▶ WHAT TO DO
Identify each line in the records below that contains the word "thumb", and copy it.

### DATASET RECORDS

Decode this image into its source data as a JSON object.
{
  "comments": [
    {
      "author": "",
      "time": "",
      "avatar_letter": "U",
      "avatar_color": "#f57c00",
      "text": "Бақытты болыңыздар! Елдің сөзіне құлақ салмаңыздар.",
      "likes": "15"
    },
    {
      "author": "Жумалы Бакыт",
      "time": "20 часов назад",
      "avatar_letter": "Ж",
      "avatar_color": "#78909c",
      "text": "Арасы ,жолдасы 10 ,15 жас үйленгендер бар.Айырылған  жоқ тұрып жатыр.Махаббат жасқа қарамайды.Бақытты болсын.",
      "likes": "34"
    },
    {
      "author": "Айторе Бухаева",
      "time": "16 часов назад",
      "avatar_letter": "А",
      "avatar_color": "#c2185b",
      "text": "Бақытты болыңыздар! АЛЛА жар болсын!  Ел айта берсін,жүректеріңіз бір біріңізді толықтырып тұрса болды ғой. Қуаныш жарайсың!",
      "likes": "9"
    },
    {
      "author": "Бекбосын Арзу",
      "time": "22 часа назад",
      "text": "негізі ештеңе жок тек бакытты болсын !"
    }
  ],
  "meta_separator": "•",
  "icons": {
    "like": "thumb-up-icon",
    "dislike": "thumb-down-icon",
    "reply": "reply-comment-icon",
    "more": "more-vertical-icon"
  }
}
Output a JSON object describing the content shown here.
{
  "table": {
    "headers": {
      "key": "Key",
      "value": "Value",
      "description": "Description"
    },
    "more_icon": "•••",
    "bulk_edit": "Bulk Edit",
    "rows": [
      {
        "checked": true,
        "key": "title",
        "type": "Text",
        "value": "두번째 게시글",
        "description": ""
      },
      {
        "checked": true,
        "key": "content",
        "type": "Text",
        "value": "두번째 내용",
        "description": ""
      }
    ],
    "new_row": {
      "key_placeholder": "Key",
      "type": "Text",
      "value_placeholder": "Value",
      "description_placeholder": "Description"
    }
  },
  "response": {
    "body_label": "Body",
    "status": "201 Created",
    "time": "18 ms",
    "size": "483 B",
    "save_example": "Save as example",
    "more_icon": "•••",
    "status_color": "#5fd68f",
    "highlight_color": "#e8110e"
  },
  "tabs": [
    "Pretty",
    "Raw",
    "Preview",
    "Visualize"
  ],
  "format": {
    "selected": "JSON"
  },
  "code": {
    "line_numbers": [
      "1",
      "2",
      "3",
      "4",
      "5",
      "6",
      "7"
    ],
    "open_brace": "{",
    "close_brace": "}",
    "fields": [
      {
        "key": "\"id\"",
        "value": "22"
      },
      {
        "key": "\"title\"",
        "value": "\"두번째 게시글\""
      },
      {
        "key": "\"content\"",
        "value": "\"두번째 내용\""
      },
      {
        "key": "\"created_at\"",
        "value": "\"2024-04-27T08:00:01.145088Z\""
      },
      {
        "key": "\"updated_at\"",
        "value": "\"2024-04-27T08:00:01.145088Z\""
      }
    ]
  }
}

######

▶ YOUR SOLUTION
    "like": "thumb-up-icon",
    "dislike": "thumb-down-icon",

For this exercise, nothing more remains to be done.